The Internet of Things – data privacy in a connected home
The Internet of Things (IoT) refers to the network of devices and sensors that exchange data with each other through the internet. It’s not much of an overstatement to say that IoT spells the end of privacy as we know it. Once limited to desktop computers, the internet is now connected to consumer digital devices like Amazon’s Echo, fitness trackers, televisions, refrigerators, and even pet collars. In many cases, digital connectivity can improve the efficiency and convenience of products and services. But in all cases, data is getting collected.
“The IoT is seeing everything in the world get instrumented, with promiscuous technology that tends to overshare, because business stands to gain from all the metadata about people’s habits,” says Wilson.
In a cogent analysis of the IoT in the Guardian, Adam Greenfield points out the ways that IoT products allow brands to “develop behavioural [sic] models that map our desires in high resolution, so as to target them with even greater efficiency in the future.” Inherent in this trade-off between data and convenience is a transfer of power—users are allowing an algorithm to influence or even make their consumer choices for them.
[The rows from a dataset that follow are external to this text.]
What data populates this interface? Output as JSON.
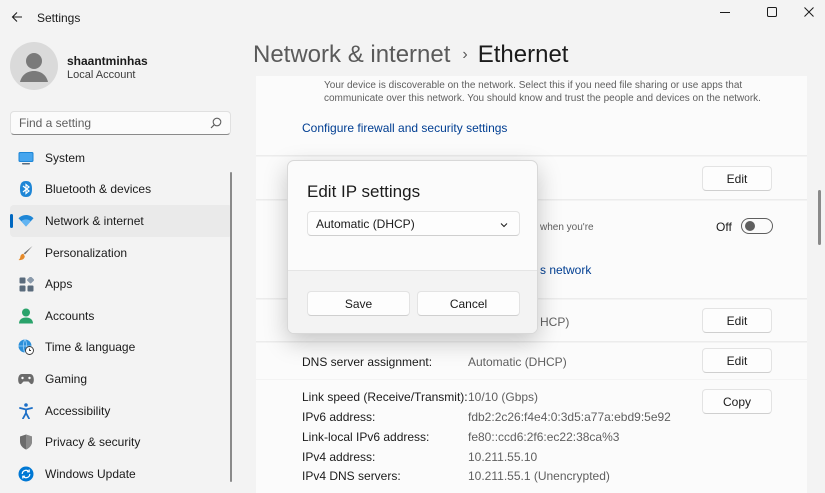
{
  "app": {
    "title": "Settings"
  },
  "window": {
    "minimize_icon": "minimize-icon",
    "maximize_icon": "maximize-icon",
    "close_icon": "close-icon"
  },
  "account": {
    "name": "shaantminhas",
    "type": "Local Account"
  },
  "search": {
    "placeholder": "Find a setting",
    "icon": "search-icon"
  },
  "sidebar": {
    "items": [
      {
        "label": "System",
        "icon": "system-icon",
        "color": "#0078d4"
      },
      {
        "label": "Bluetooth & devices",
        "icon": "bluetooth-icon",
        "color": "#0078d4"
      },
      {
        "label": "Network & internet",
        "icon": "wifi-icon",
        "color": "#0078d4",
        "active": true
      },
      {
        "label": "Personalization",
        "icon": "brush-icon",
        "color": "#e58a2a"
      },
      {
        "label": "Apps",
        "icon": "apps-icon",
        "color": "#5a6b7c"
      },
      {
        "label": "Accounts",
        "icon": "person-icon",
        "color": "#2aa36b"
      },
      {
        "label": "Time & language",
        "icon": "globe-clock-icon",
        "color": "#2b8fd9"
      },
      {
        "label": "Gaming",
        "icon": "gamepad-icon",
        "color": "#6b6b6b"
      },
      {
        "label": "Accessibility",
        "icon": "accessibility-icon",
        "color": "#1c6fc7"
      },
      {
        "label": "Privacy & security",
        "icon": "shield-icon",
        "color": "#6b6b6b"
      },
      {
        "label": "Windows Update",
        "icon": "update-icon",
        "color": "#0078d4"
      }
    ]
  },
  "breadcrumb": {
    "parent": "Network & internet",
    "separator": "›",
    "current": "Ethernet"
  },
  "main": {
    "description": "Your device is discoverable on the network. Select this if you need file sharing or use apps that communicate over this network. You should know and trust the people and devices on the network.",
    "firewall_link": "Configure firewall and security settings",
    "edit_label": "Edit",
    "partial_metered": "when you're",
    "toggle_state": "Off",
    "partial_network_link": "s network",
    "partial_dhcp": "HCP)",
    "dns_label": "DNS server assignment:",
    "dns_value": "Automatic (DHCP)",
    "copy_label": "Copy",
    "properties": [
      {
        "label": "Link speed (Receive/Transmit):",
        "value": "10/10 (Gbps)"
      },
      {
        "label": "IPv6 address:",
        "value": "fdb2:2c26:f4e4:0:3d5:a77a:ebd9:5e92"
      },
      {
        "label": "Link-local IPv6 address:",
        "value": "fe80::ccd6:2f6:ec22:38ca%3"
      },
      {
        "label": "IPv4 address:",
        "value": "10.211.55.10"
      },
      {
        "label": "IPv4 DNS servers:",
        "value": "10.211.55.1 (Unencrypted)"
      }
    ]
  },
  "dialog": {
    "title": "Edit IP settings",
    "selected_option": "Automatic (DHCP)",
    "save_label": "Save",
    "cancel_label": "Cancel"
  },
  "colors": {
    "accent": "#0067c0",
    "link": "#003e92"
  }
}
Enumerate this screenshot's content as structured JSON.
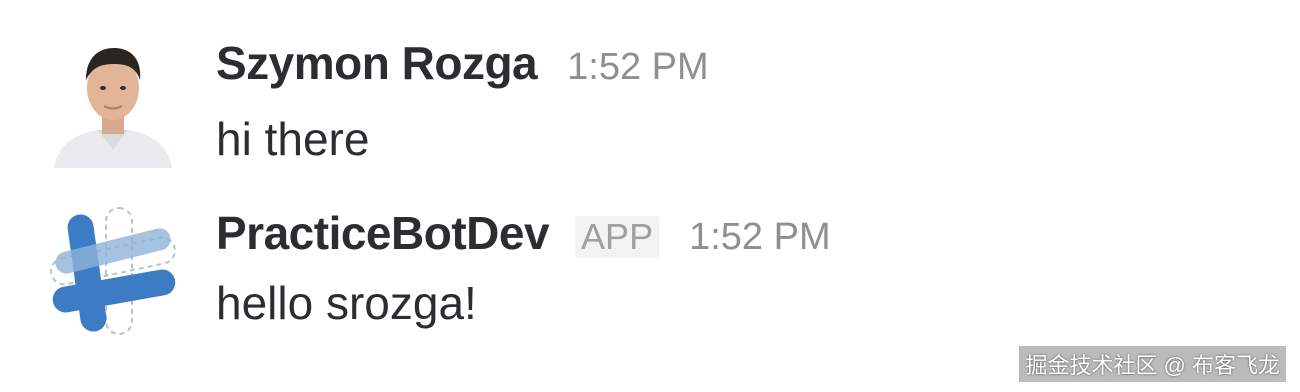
{
  "messages": [
    {
      "author": "Szymon Rozga",
      "time": "1:52 PM",
      "text": "hi there",
      "avatar": "user-photo-avatar"
    },
    {
      "author": "PracticeBotDev",
      "badge": "APP",
      "time": "1:52 PM",
      "text": "hello srozga!",
      "avatar": "bot-logo-avatar"
    }
  ],
  "watermark": "掘金技术社区 @ 布客飞龙",
  "colors": {
    "text": "#2c2d30",
    "muted": "#8f8f91",
    "bot_blue": "#3b7cc4"
  }
}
While some consumers are comfortable letting Amazon know the intimate details of their daily habits, in exchange for seeing some targeted ads, a Pew report highlights the security issues that come with IoT devices. Not only is our personal data subject to identity theft and extortion by hackers, but the devices themselves can be turned into “weapons of mass disruption.” For example, in October 2016, 100,000 compromised internet-connected devices formed a bot-army that attacked Dyn (a DNS provider that acts like a switchboard for the internet) and bogged down the entire internet for a day.
Another threat involves third parties hijacking devices equipped with microphones or cameras to collect additional information beyond that collected during normal device operations. And this threat extends beyond cybercrime; for example, the United States government can do this kind of data collection without a warrant.
Questions to protect your privacy
Is the IoT still in its infancy, or have we reached peak connectivity? Will privacy disappear from human existence, or will people start to reject connected devices as the risks become more apparent? Early evidence indicates a bit of both is likely. Few people will give up their smartphones—the greatest conveyer of personal data—but will most likely welcome clear federal guidelines protecting their digital privacy.
In the meantime, it’s “buyer beware.” Reading the user agreements for every app and product is a good idea, but unrealistic for most people. Wilson suggests that people at least ask a few questions before hitting the “purchase” button:
- What personal data is collected?
- Why is it being collected?
- Who gets to see and use that data?
- Are there any limits to what the company can do with the data it collects?